- _BRIEF_: Each line containing the string "Smart" should be copied out of the entries.

(Entries from a dataset of interfaces)

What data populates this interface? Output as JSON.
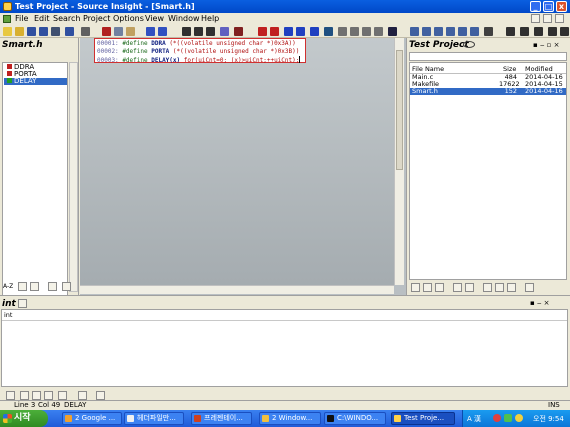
{
  "window": {
    "title": "Test Project - Source Insight - [Smart.h]",
    "buttons": {
      "minimize": "_",
      "maximize": "□",
      "close": "x"
    }
  },
  "menu": [
    "File",
    "Edit",
    "Search",
    "Project",
    "Options",
    "View",
    "Window",
    "Help"
  ],
  "symbol_panel": {
    "title": "Smart.h",
    "items": [
      {
        "label": "DDRA",
        "color": "#c02020"
      },
      {
        "label": "PORTA",
        "color": "#c02020"
      },
      {
        "label": "DELAY",
        "color": "#20a020"
      }
    ],
    "sort_label": "A-Z"
  },
  "code": {
    "lines": [
      {
        "num": "00001:",
        "kw": "#define",
        "name": "DDRA",
        "value": "(*((volatile unsigned char *)0x3A))"
      },
      {
        "num": "00002:",
        "kw": "#define",
        "name": "PORTA",
        "value": "(*((volatile unsigned char *)0x3B))"
      },
      {
        "num": "00003:",
        "kw": "#define",
        "name": "DELAY(x)",
        "value": "for(uiCnt=0; (x)>uiCnt;++uiCnt);"
      }
    ]
  },
  "project_panel": {
    "title": "Test Project",
    "columns": [
      "File Name",
      "Size",
      "Modified"
    ],
    "files": [
      {
        "name": "Main.c",
        "size": "484",
        "modified": "2014-04-16"
      },
      {
        "name": "Makefile",
        "size": "17622",
        "modified": "2014-04-15"
      },
      {
        "name": "Smart.h",
        "size": "152",
        "modified": "2014-04-16"
      }
    ]
  },
  "context_panel": {
    "title": "int",
    "content": "int"
  },
  "status": {
    "line": "Line 3",
    "col": "Col 49",
    "symbol": "DELAY",
    "mode": "INS"
  },
  "taskbar": {
    "start": "시작",
    "tasks": [
      "2 Google ...",
      "헤더파일만...",
      "프레젠테이...",
      "2 Window...",
      "C:\\WINDO...",
      "Test Proje..."
    ],
    "tray_lang": "A 漢",
    "clock": "오전 9:54"
  }
}
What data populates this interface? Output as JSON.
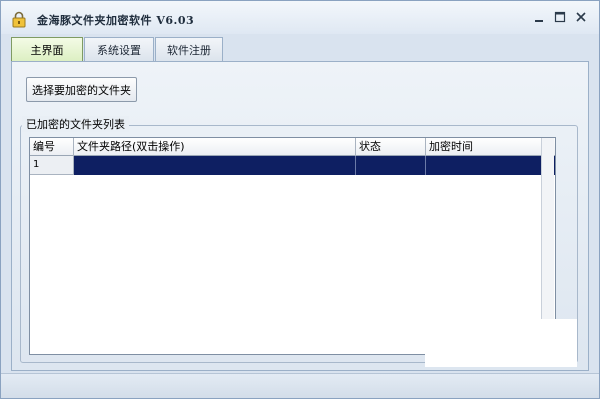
{
  "window": {
    "title": "金海豚文件夹加密软件 V6.03",
    "icon": "lock-icon",
    "controls": [
      "minimize-icon",
      "maximize-icon",
      "close-icon"
    ]
  },
  "tabs": [
    {
      "label": "主界面",
      "active": true
    },
    {
      "label": "系统设置",
      "active": false
    },
    {
      "label": "软件注册",
      "active": false
    }
  ],
  "main": {
    "select_button_label": "选择要加密的文件夹",
    "group_title": "已加密的文件夹列表",
    "table": {
      "columns": [
        "编号",
        "文件夹路径(双击操作)",
        "状态",
        "加密时间"
      ],
      "rows": [
        {
          "index": "1",
          "path": "",
          "status": "",
          "time": "",
          "selected": true
        }
      ]
    }
  },
  "colors": {
    "selected_row": "#0e1f62",
    "active_tab": "#dcefc1",
    "window_bg": "#d9e3ef"
  }
}
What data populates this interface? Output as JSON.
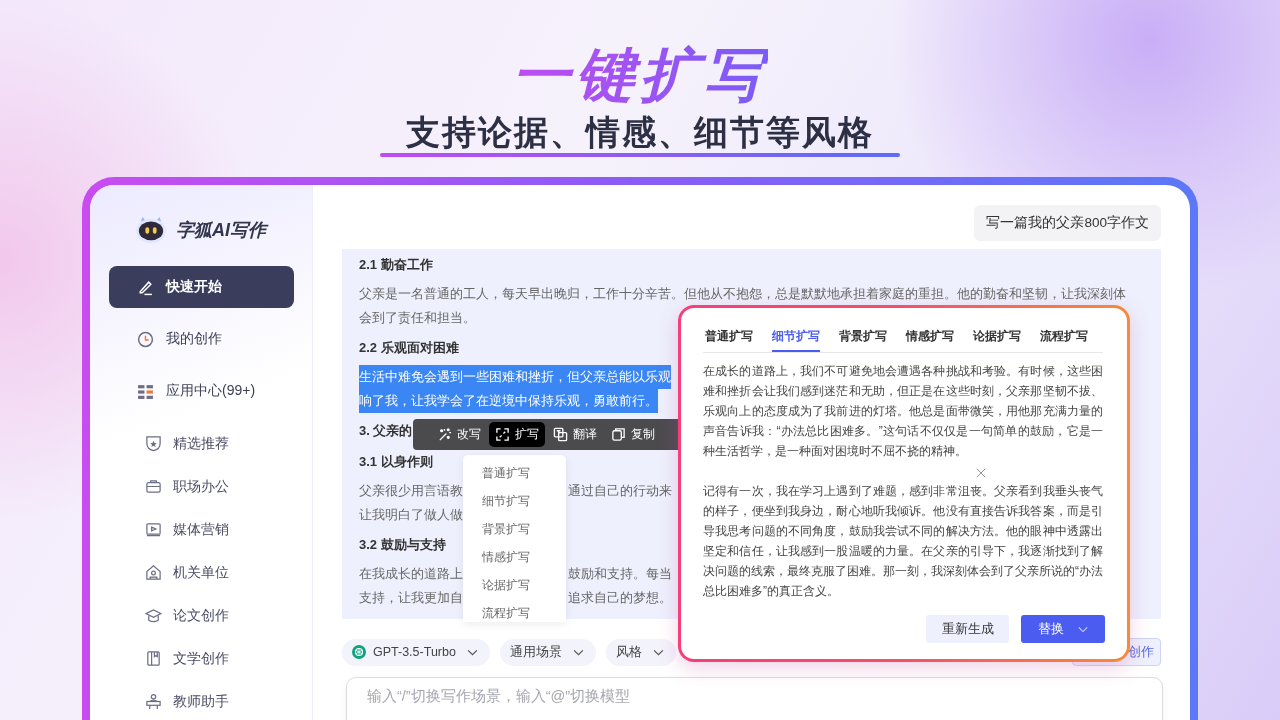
{
  "header": {
    "title": "一键扩写",
    "subtitle": "支持论据、情感、细节等风格"
  },
  "app": {
    "logo": "字狐AI写作",
    "nav": [
      {
        "label": "快速开始",
        "selected": true
      },
      {
        "label": "我的创作",
        "selected": false
      },
      {
        "label": "应用中心(99+)",
        "selected": false,
        "children": [
          {
            "label": "精选推荐",
            "selected": false
          },
          {
            "label": "职场办公",
            "selected": false
          },
          {
            "label": "媒体营销",
            "selected": false
          },
          {
            "label": "机关单位",
            "selected": false
          },
          {
            "label": "论文创作",
            "selected": false
          },
          {
            "label": "文学创作",
            "selected": false
          },
          {
            "label": "教师助手",
            "selected": false
          }
        ]
      }
    ],
    "prompt_chip": "写一篇我的父亲800字作文",
    "document": [
      {
        "kind": "heading",
        "selected": false,
        "lines": [
          [
            "2.1 勤奋工作"
          ]
        ]
      },
      {
        "kind": "paragraph",
        "selected": false,
        "lines": [
          [
            "父亲是一名普通的工人，每天早出晚归，工作十分辛苦。但他从不抱怨，总是默默地承担着家庭的重担。他的勤奋和坚韧，让我深刻体"
          ],
          [
            "会到了责任和担当。"
          ]
        ]
      },
      {
        "kind": "heading",
        "selected": false,
        "lines": [
          [
            "2.2 乐观面对困难"
          ]
        ]
      },
      {
        "kind": "paragraph",
        "selected": true,
        "lines": [
          [
            "生活中难免会遇到一些困难和挫折，但父亲总能以乐观"
          ],
          [
            "响了我，让我学会了在逆境中保持乐观，勇敢前行。"
          ]
        ]
      },
      {
        "kind": "heading",
        "selected": false,
        "lines": [
          [
            "3. 父亲的"
          ]
        ]
      },
      {
        "kind": "heading",
        "selected": false,
        "lines": [
          [
            "3.1 以身作则"
          ]
        ]
      },
      {
        "kind": "paragraph",
        "selected": false,
        "lines": [
          [
            "父亲很少用言语教",
            "通过自己的行动来"
          ],
          [
            "让我明白了做人做"
          ]
        ]
      },
      {
        "kind": "heading",
        "selected": false,
        "lines": [
          [
            "3.2 鼓励与支持"
          ]
        ]
      },
      {
        "kind": "paragraph",
        "selected": false,
        "lines": [
          [
            "在我成长的道路上",
            "鼓励和支持。每当"
          ],
          [
            "支持，让我更加自",
            "追求自己的梦想。"
          ]
        ]
      }
    ],
    "toolbar": [
      {
        "label": "改写",
        "selected": false
      },
      {
        "label": "扩写",
        "selected": true
      },
      {
        "label": "翻译",
        "selected": false
      },
      {
        "label": "复制",
        "selected": false
      }
    ],
    "expand_menu": [
      "普通扩写",
      "细节扩写",
      "背景扩写",
      "情感扩写",
      "论据扩写",
      "流程扩写"
    ],
    "controls": {
      "model": "GPT-3.5-Turbo",
      "scene": "通用场景",
      "style": "风格",
      "partial_chip": "创作"
    },
    "input": {
      "placeholder": "输入“/”切换写作场景，输入“@”切换模型"
    },
    "popup": {
      "tabs": [
        {
          "label": "普通扩写",
          "selected": false
        },
        {
          "label": "细节扩写",
          "selected": true
        },
        {
          "label": "背景扩写",
          "selected": false
        },
        {
          "label": "情感扩写",
          "selected": false
        },
        {
          "label": "论据扩写",
          "selected": false
        },
        {
          "label": "流程扩写",
          "selected": false
        }
      ],
      "paragraphs": [
        "在成长的道路上，我们不可避免地会遭遇各种挑战和考验。有时候，这些困难和挫折会让我们感到迷茫和无助，但正是在这些时刻，父亲那坚韧不拔、乐观向上的态度成为了我前进的灯塔。他总是面带微笑，用他那充满力量的声音告诉我：“办法总比困难多。”这句话不仅仅是一句简单的鼓励，它是一种生活哲学，是一种面对困境时不屈不挠的精神。",
        "记得有一次，我在学习上遇到了难题，感到非常沮丧。父亲看到我垂头丧气的样子，便坐到我身边，耐心地听我倾诉。他没有直接告诉我答案，而是引导我思考问题的不同角度，鼓励我尝试不同的解决方法。他的眼神中透露出坚定和信任，让我感到一股温暖的力量。在父亲的引导下，我逐渐找到了解决问题的线索，最终克服了困难。那一刻，我深刻体会到了父亲所说的“办法总比困难多”的真正含义。"
      ],
      "regenerate": "重新生成",
      "replace": "替换"
    }
  }
}
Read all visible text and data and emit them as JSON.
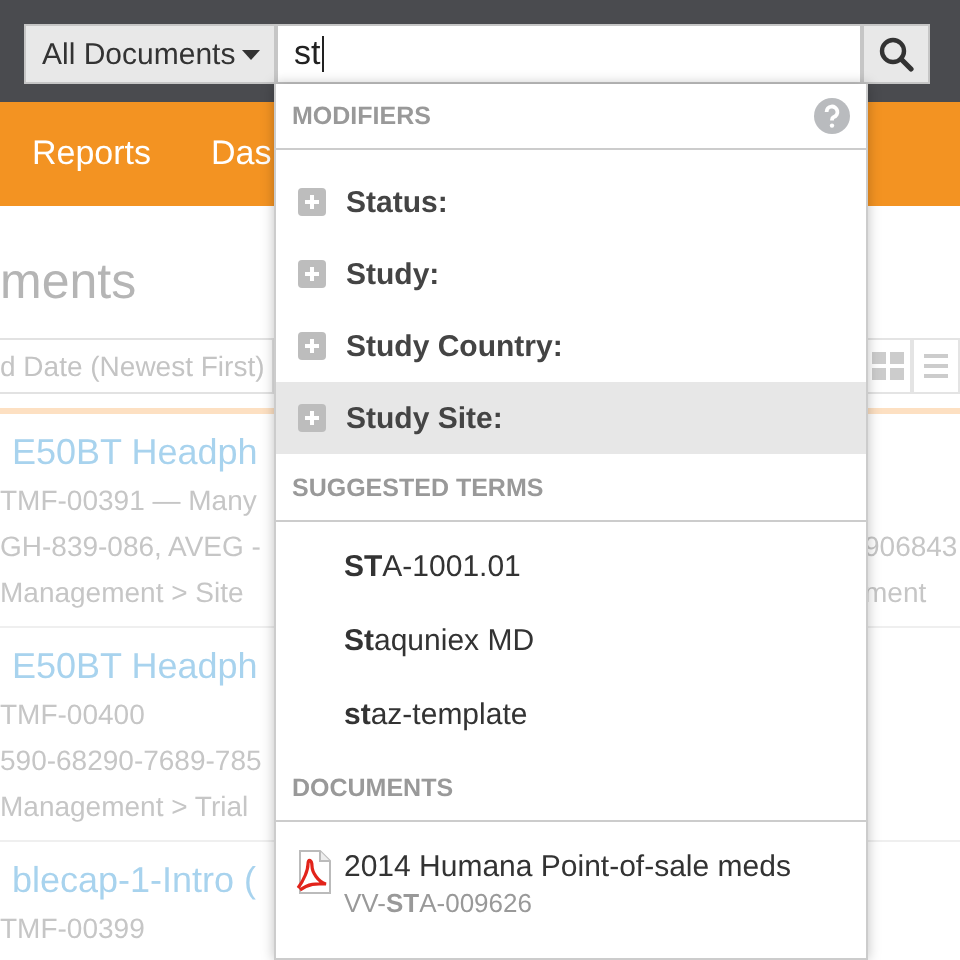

- _RESPONSE TO THIS TASK_:
    "title": "Test Project - Source Insight - [Smart.h]",
    "title": "Smart.h",
        "name": "Smart.h",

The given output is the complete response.